Segment Start: SUPPLIED MATERIAL
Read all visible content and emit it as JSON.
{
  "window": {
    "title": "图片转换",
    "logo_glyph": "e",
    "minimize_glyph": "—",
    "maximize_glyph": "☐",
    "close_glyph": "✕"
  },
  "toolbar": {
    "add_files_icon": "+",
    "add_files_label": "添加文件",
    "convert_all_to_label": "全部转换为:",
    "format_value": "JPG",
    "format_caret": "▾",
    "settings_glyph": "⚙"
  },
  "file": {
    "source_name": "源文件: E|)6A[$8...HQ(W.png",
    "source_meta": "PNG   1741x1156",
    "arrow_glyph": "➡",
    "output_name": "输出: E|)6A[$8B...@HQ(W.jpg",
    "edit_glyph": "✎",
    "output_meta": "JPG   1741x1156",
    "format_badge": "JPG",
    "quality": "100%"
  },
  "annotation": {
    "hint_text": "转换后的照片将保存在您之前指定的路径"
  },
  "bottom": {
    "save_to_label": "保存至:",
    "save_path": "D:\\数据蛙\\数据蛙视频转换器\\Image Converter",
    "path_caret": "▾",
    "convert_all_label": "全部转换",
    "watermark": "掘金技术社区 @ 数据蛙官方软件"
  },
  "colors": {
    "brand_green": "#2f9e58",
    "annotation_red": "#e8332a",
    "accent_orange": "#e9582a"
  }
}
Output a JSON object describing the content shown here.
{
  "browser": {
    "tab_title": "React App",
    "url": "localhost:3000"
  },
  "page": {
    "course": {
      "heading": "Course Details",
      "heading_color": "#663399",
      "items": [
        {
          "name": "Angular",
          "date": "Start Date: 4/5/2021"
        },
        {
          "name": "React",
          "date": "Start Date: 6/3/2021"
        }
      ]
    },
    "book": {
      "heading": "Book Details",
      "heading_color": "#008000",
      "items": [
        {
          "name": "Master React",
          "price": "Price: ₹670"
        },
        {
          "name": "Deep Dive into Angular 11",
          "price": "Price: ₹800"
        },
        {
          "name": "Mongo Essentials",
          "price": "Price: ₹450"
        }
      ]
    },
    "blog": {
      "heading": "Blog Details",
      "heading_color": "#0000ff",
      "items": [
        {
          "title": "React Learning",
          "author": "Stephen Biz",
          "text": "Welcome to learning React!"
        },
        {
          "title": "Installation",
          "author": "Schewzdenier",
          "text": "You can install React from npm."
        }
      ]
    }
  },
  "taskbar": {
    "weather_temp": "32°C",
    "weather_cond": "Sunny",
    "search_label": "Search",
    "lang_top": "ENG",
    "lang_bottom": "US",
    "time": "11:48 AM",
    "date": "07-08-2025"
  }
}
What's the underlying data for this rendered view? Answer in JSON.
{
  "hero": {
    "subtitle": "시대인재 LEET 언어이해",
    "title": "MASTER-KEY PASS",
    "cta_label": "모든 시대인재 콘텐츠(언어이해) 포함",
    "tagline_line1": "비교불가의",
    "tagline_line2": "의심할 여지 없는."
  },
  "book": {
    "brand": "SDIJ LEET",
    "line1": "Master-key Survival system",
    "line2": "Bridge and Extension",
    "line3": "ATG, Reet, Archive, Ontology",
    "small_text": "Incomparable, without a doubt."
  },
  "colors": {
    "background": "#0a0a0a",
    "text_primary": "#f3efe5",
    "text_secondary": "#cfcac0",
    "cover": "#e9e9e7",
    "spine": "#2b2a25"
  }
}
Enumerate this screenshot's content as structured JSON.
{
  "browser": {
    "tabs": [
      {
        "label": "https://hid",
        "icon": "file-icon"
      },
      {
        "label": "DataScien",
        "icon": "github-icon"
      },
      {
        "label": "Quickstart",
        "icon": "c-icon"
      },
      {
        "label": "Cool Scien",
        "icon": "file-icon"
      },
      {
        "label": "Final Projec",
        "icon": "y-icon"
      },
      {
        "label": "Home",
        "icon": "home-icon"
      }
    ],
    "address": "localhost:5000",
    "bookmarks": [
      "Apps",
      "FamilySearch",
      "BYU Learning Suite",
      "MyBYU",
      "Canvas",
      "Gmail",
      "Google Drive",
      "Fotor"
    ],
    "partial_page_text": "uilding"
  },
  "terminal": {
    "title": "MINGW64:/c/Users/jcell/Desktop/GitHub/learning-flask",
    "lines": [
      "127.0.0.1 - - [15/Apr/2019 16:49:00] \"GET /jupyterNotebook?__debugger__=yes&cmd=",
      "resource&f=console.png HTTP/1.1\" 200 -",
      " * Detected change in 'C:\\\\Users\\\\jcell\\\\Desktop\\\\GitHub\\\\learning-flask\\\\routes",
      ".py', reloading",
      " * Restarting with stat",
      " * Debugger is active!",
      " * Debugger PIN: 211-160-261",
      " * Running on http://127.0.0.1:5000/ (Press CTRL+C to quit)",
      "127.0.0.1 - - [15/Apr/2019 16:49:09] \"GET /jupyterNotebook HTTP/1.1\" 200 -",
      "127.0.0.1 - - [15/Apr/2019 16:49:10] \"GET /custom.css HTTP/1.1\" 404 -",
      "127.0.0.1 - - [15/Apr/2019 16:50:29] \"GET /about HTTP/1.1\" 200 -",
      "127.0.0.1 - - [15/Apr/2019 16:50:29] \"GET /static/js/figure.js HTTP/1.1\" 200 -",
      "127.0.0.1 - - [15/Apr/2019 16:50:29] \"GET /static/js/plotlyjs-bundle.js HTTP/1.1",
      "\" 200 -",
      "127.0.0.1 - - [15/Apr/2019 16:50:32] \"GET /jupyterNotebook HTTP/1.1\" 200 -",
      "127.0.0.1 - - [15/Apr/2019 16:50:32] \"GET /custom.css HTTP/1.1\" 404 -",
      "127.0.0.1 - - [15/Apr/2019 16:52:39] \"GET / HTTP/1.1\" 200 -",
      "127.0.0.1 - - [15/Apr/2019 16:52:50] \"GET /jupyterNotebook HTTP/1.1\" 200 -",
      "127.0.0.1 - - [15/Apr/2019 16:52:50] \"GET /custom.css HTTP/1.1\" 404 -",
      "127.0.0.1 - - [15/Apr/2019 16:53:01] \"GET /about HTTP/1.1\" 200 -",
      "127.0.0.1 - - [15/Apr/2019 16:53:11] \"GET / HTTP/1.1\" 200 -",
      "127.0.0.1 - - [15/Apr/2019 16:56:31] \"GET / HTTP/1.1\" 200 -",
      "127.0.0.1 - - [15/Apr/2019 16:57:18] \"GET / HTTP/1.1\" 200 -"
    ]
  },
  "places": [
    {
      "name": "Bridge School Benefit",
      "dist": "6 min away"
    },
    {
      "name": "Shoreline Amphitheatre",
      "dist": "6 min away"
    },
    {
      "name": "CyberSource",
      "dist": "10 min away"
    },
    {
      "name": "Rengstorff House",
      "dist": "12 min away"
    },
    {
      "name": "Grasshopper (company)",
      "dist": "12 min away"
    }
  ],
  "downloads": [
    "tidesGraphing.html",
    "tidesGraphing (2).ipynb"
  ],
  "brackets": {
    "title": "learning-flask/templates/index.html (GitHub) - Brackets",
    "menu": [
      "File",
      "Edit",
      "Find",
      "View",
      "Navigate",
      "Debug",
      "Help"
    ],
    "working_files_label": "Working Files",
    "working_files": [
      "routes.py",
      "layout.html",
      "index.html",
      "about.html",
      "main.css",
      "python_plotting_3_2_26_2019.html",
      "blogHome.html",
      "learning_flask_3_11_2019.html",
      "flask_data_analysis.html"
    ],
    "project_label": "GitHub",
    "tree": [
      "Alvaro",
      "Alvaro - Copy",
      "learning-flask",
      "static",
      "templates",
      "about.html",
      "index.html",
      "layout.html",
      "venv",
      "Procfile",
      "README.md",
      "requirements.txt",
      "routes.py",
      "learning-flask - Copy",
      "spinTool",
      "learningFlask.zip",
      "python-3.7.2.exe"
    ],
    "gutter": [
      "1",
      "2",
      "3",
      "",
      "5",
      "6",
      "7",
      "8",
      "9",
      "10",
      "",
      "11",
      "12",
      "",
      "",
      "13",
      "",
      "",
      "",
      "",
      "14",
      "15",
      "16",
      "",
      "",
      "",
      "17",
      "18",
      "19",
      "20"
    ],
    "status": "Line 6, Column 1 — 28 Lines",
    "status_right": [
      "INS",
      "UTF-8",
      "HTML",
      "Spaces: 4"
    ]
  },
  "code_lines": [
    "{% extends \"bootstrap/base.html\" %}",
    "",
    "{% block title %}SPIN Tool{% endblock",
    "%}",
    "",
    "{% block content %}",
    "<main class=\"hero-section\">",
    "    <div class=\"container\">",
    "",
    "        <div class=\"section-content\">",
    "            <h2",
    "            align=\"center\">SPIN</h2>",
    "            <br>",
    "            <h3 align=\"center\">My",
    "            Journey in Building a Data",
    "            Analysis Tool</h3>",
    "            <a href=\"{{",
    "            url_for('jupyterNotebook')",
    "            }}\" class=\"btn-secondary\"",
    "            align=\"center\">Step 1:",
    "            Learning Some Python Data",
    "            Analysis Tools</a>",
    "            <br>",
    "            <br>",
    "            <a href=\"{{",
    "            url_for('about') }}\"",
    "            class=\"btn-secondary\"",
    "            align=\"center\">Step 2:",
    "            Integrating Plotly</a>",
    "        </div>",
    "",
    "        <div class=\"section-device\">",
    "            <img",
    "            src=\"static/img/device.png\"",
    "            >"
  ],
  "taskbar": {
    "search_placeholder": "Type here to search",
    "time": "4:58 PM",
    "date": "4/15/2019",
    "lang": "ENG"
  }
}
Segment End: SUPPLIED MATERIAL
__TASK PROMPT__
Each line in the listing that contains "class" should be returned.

__RESPONSE TO THE TASK__
    "<main class=\"hero-section\">",
    "    <div class=\"container\">",
    "        <div class=\"section-content\">",
    "            }}\" class=\"btn-secondary\"",
    "            class=\"btn-secondary\"",
    "        <div class=\"section-device\">",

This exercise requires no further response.